The state of North Carolina allows you to seek a divorce at any time, for any reason, and without the need for your spouse’s approval. However, just because you have the ability to end your marriage doesn’t necessarily mean it’s the best decision. Let’s take a look at what you should think about before filing.
Am I allowing my emotions to dictate my decisions?
It’s generally not in your best interest to file for divorce immediately after engaging in an argument with your spouse. Furthermore, it’s generally not a good idea to make a decision about your marriage during an especially stressful time in your life. This is because you may make a choice that you are not prepared to follow through with, and an inability to do so can have negative consequences for yourself, your spouse, and your children.
Am I ready to live on my own?
In North Carolina, you and your spouse need to be separated for at least a year before you can file for an absolute divorce. If you sense your relationship is turning sour, you need to consider your living circumstances and how you will adjust to being away from your partner. Do you have a job that can provide enough for you and your child? Will you stay in the house, or move somewhere else? Will you want to remain in North Carolina? It’s important to speak with a financial advisor and/or an attorney to help you establish your living circumstances during this difficult time.
Is it the right choice for your family?
It’s no secret that divorce can be a grueling process for everyone involved, so it’s understandable that those considering it may be hesitant for what it will do to their families and living circumstances. However, being indecisive for too long can hurt you and your family in the long run. Forcing yourself to be with someone you no longer love so that your child does not experience having divorced parents does not do your mental health any favors, and it could create an even more hostile environment for your kids.

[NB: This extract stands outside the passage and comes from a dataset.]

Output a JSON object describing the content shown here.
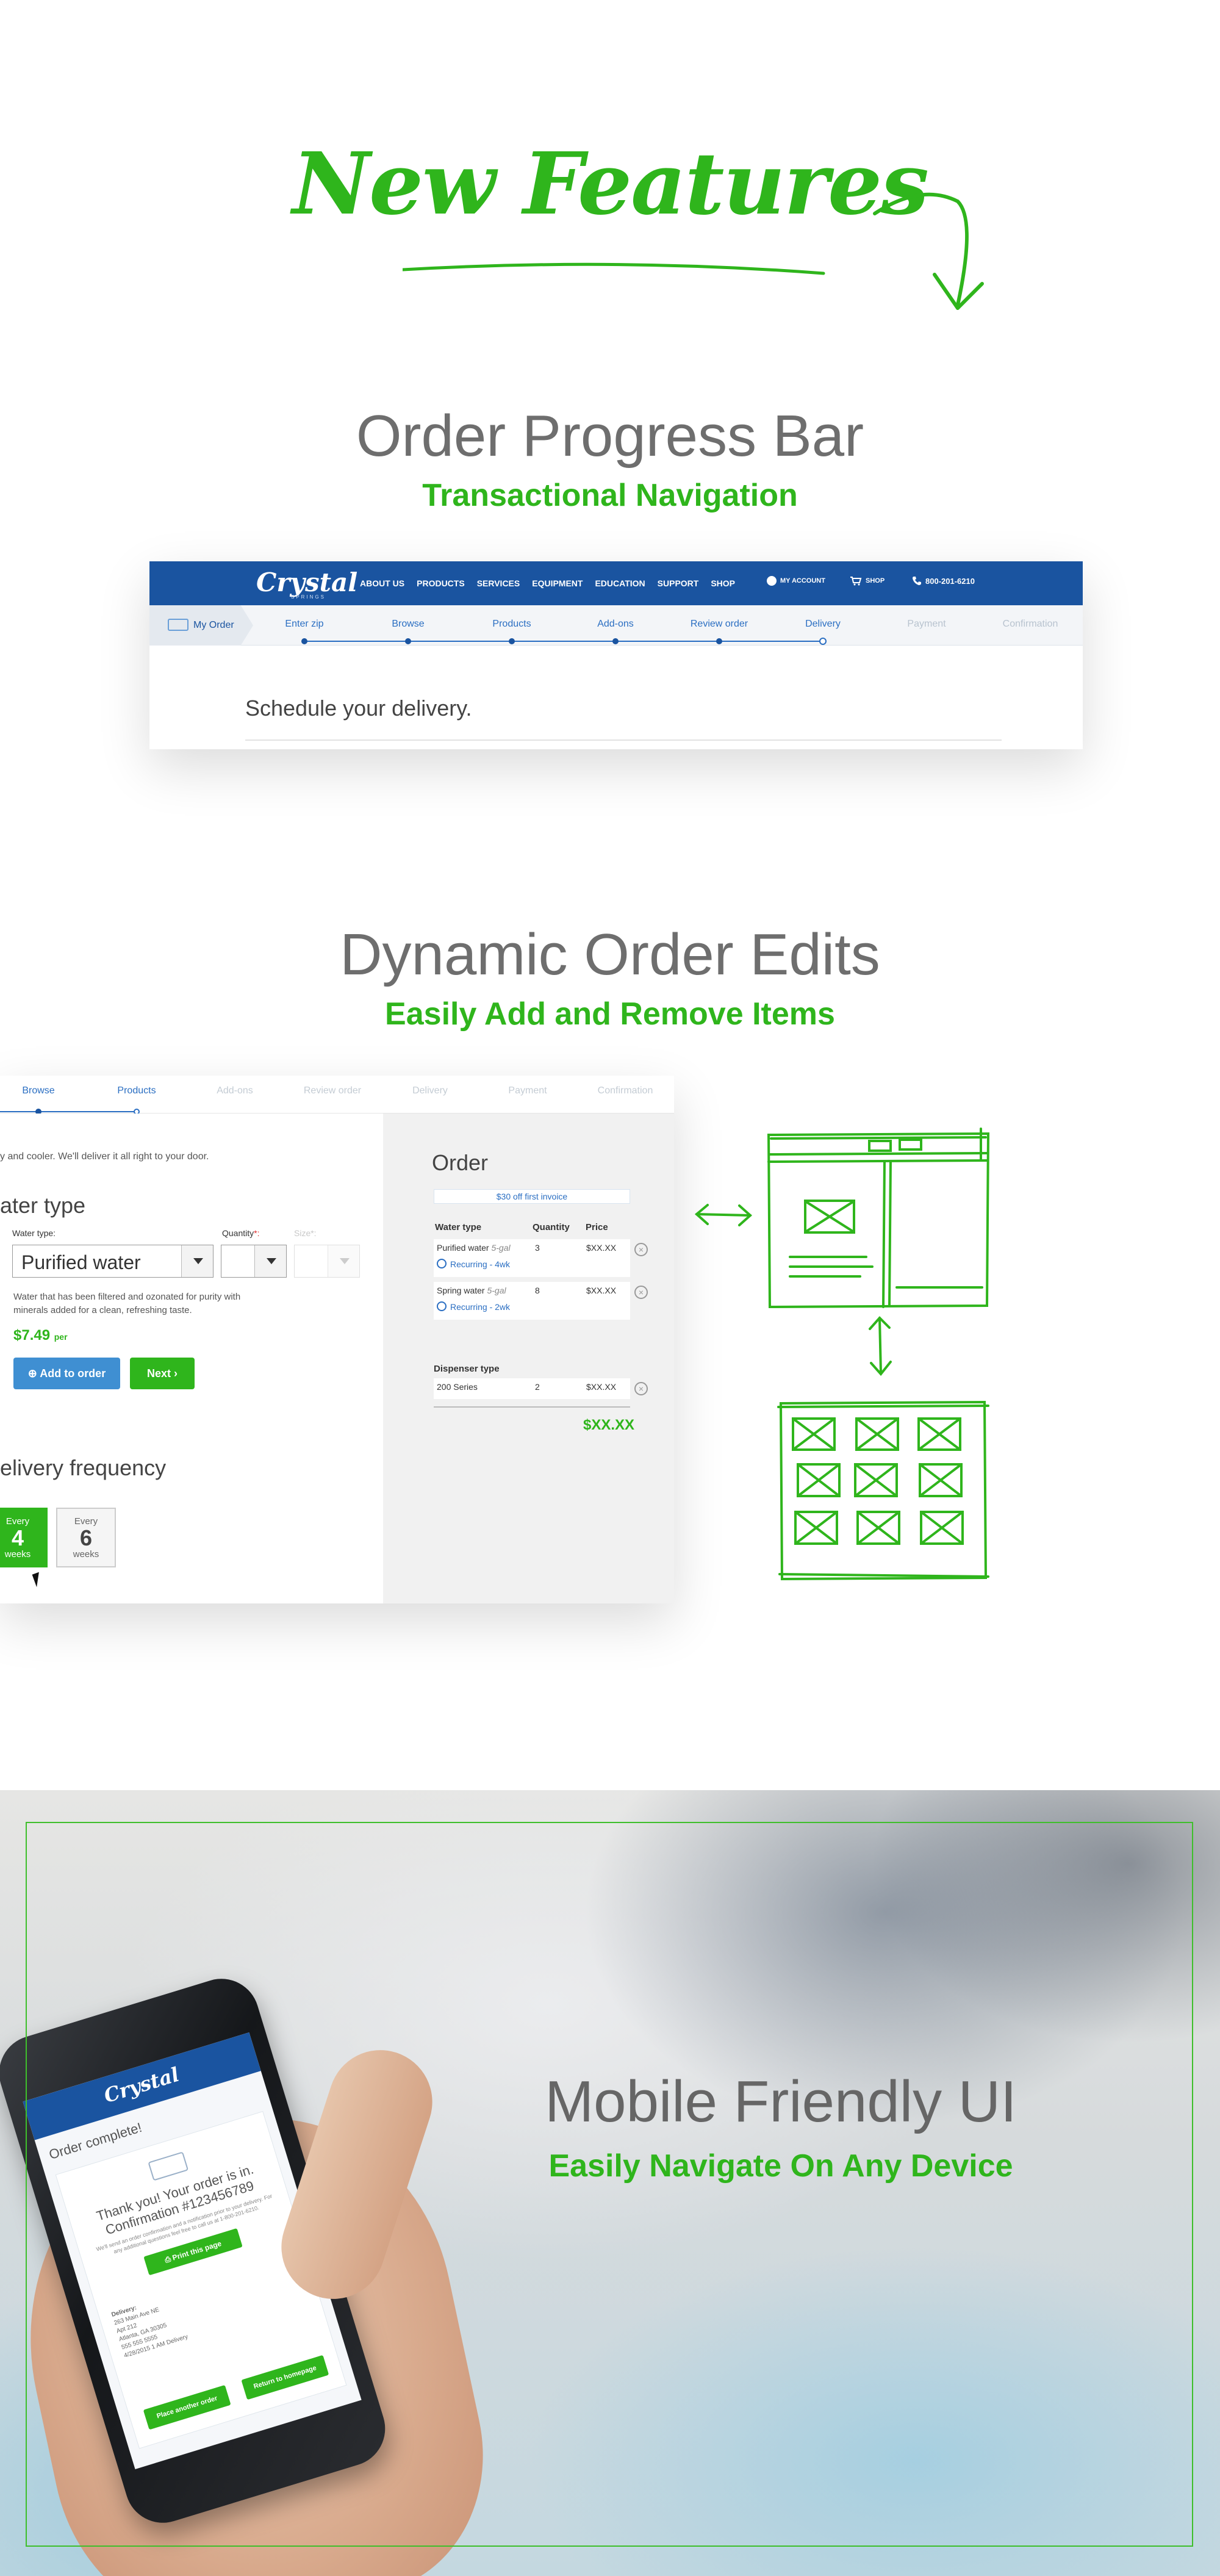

If you think that your relationship is going to end soon, it’s a good idea to start gathering financial documents and other important papers. Obtaining these documents may make it easier to obtain a favorable outcome whether you end your marriage through mediation or litigation.